--- Assigned task ---
The goal here is an exact copy of the entries below, without their pictures.

--- App and web page records ---

◇ ◇ ◇ ◇

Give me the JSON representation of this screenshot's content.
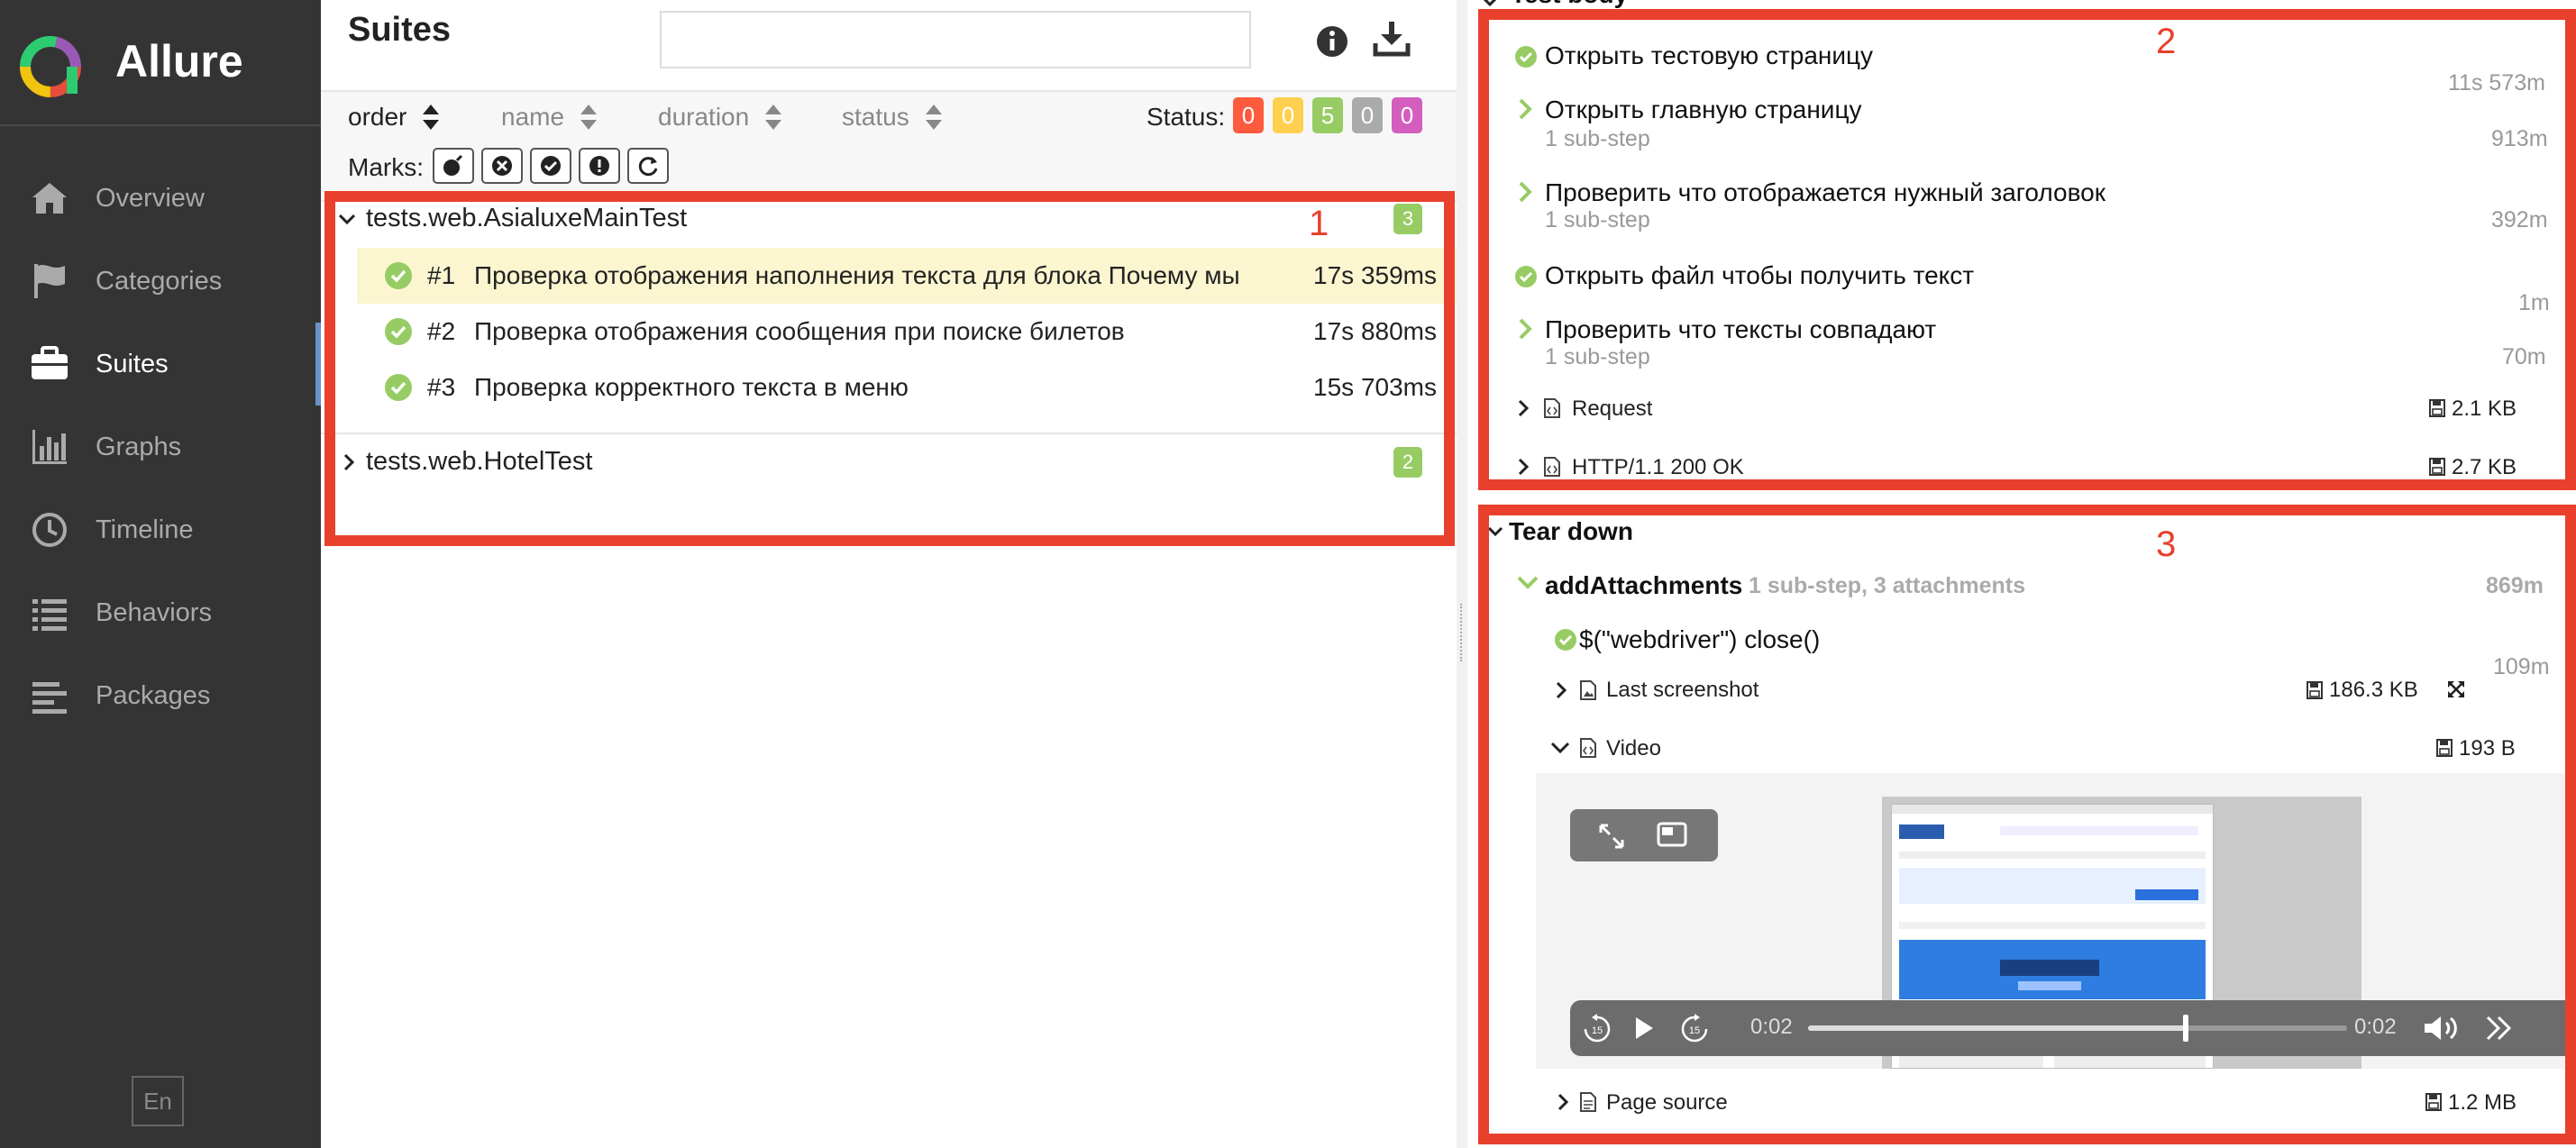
{
  "app": {
    "name": "Allure"
  },
  "sidebar": {
    "items": [
      {
        "label": "Overview",
        "icon": "home-icon"
      },
      {
        "label": "Categories",
        "icon": "flag-icon"
      },
      {
        "label": "Suites",
        "icon": "briefcase-icon",
        "active": true
      },
      {
        "label": "Graphs",
        "icon": "bar-chart-icon"
      },
      {
        "label": "Timeline",
        "icon": "clock-icon"
      },
      {
        "label": "Behaviors",
        "icon": "list-icon"
      },
      {
        "label": "Packages",
        "icon": "align-left-icon"
      }
    ],
    "language": "En"
  },
  "suites": {
    "title": "Suites",
    "search": {
      "value": "",
      "placeholder": ""
    },
    "sort": {
      "order": "order",
      "name": "name",
      "duration": "duration",
      "status": "status"
    },
    "status_label": "Status:",
    "status_counts": [
      {
        "value": "0",
        "color": "#fd5a3e"
      },
      {
        "value": "0",
        "color": "#ffd050"
      },
      {
        "value": "5",
        "color": "#97cc64"
      },
      {
        "value": "0",
        "color": "#aaaaaa"
      },
      {
        "value": "0",
        "color": "#d35ebe"
      }
    ],
    "marks_label": "Marks:",
    "groups": [
      {
        "name": "tests.web.AsialuxeMainTest",
        "count": "3",
        "expanded": true,
        "tests": [
          {
            "num": "#1",
            "name": "Проверка отображения наполнения текста для блока Почему мы",
            "duration": "17s 359ms"
          },
          {
            "num": "#2",
            "name": "Проверка отображения сообщения при поиске билетов",
            "duration": "17s 880ms"
          },
          {
            "num": "#3",
            "name": "Проверка корректного текста в меню",
            "duration": "15s 703ms"
          }
        ]
      },
      {
        "name": "tests.web.HotelTest",
        "count": "2",
        "expanded": false
      }
    ]
  },
  "annotations": [
    "1",
    "2",
    "3"
  ],
  "details": {
    "test_body_header": "Test body",
    "steps": [
      {
        "label": "Открыть тестовую страницу",
        "time": "11s 573m"
      },
      {
        "label": "Открыть главную страницу",
        "sub": "1 sub-step",
        "time": "913m"
      },
      {
        "label": "Проверить что отображается нужный заголовок",
        "sub": "1 sub-step",
        "time": "392m"
      },
      {
        "label": "Открыть файл чтобы получить текст",
        "time": "1m"
      },
      {
        "label": "Проверить что тексты совпадают",
        "sub": "1 sub-step",
        "time": "70m"
      }
    ],
    "attachments_body": [
      {
        "name": "Request",
        "size": "2.1 KB"
      },
      {
        "name": "HTTP/1.1 200 OK",
        "size": "2.7 KB"
      }
    ],
    "teardown": {
      "title": "Tear down",
      "step": "addAttachments",
      "step_meta": "1 sub-step, 3 attachments",
      "step_time": "869m",
      "substep": "$(\"webdriver\") close()",
      "substep_time": "109m",
      "attachments": [
        {
          "name": "Last screenshot",
          "size": "186.3 KB"
        },
        {
          "name": "Video",
          "size": "193 B"
        },
        {
          "name": "Page source",
          "size": "1.2 MB"
        }
      ],
      "video": {
        "current": "0:02",
        "total": "0:02",
        "progress": 0.7,
        "skip": "15"
      }
    }
  }
}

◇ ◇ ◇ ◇

--- Exercise solution ---
Give me the JSON representation of this screenshot's content.
{
  "app": {
    "name": "Allure"
  },
  "sidebar": {
    "items": [
      {
        "label": "Overview",
        "icon": "home-icon"
      },
      {
        "label": "Categories",
        "icon": "flag-icon"
      },
      {
        "label": "Suites",
        "icon": "briefcase-icon",
        "active": true
      },
      {
        "label": "Graphs",
        "icon": "bar-chart-icon"
      },
      {
        "label": "Timeline",
        "icon": "clock-icon"
      },
      {
        "label": "Behaviors",
        "icon": "list-icon"
      },
      {
        "label": "Packages",
        "icon": "align-left-icon"
      }
    ],
    "language": "En"
  },
  "suites": {
    "title": "Suites",
    "search": {
      "value": "",
      "placeholder": ""
    },
    "sort": {
      "order": "order",
      "name": "name",
      "duration": "duration",
      "status": "status"
    },
    "status_label": "Status:",
    "status_counts": [
      {
        "value": "0",
        "color": "#fd5a3e"
      },
      {
        "value": "0",
        "color": "#ffd050"
      },
      {
        "value": "5",
        "color": "#97cc64"
      },
      {
        "value": "0",
        "color": "#aaaaaa"
      },
      {
        "value": "0",
        "color": "#d35ebe"
      }
    ],
    "marks_label": "Marks:",
    "groups": [
      {
        "name": "tests.web.AsialuxeMainTest",
        "count": "3",
        "expanded": true,
        "tests": [
          {
            "num": "#1",
            "name": "Проверка отображения наполнения текста для блока Почему мы",
            "duration": "17s 359ms"
          },
          {
            "num": "#2",
            "name": "Проверка отображения сообщения при поиске билетов",
            "duration": "17s 880ms"
          },
          {
            "num": "#3",
            "name": "Проверка корректного текста в меню",
            "duration": "15s 703ms"
          }
        ]
      },
      {
        "name": "tests.web.HotelTest",
        "count": "2",
        "expanded": false
      }
    ]
  },
  "annotations": [
    "1",
    "2",
    "3"
  ],
  "details": {
    "test_body_header": "Test body",
    "steps": [
      {
        "label": "Открыть тестовую страницу",
        "time": "11s 573m"
      },
      {
        "label": "Открыть главную страницу",
        "sub": "1 sub-step",
        "time": "913m"
      },
      {
        "label": "Проверить что отображается нужный заголовок",
        "sub": "1 sub-step",
        "time": "392m"
      },
      {
        "label": "Открыть файл чтобы получить текст",
        "time": "1m"
      },
      {
        "label": "Проверить что тексты совпадают",
        "sub": "1 sub-step",
        "time": "70m"
      }
    ],
    "attachments_body": [
      {
        "name": "Request",
        "size": "2.1 KB"
      },
      {
        "name": "HTTP/1.1 200 OK",
        "size": "2.7 KB"
      }
    ],
    "teardown": {
      "title": "Tear down",
      "step": "addAttachments",
      "step_meta": "1 sub-step, 3 attachments",
      "step_time": "869m",
      "substep": "$(\"webdriver\") close()",
      "substep_time": "109m",
      "attachments": [
        {
          "name": "Last screenshot",
          "size": "186.3 KB"
        },
        {
          "name": "Video",
          "size": "193 B"
        },
        {
          "name": "Page source",
          "size": "1.2 MB"
        }
      ],
      "video": {
        "current": "0:02",
        "total": "0:02",
        "progress": 0.7,
        "skip": "15"
      }
    }
  }
}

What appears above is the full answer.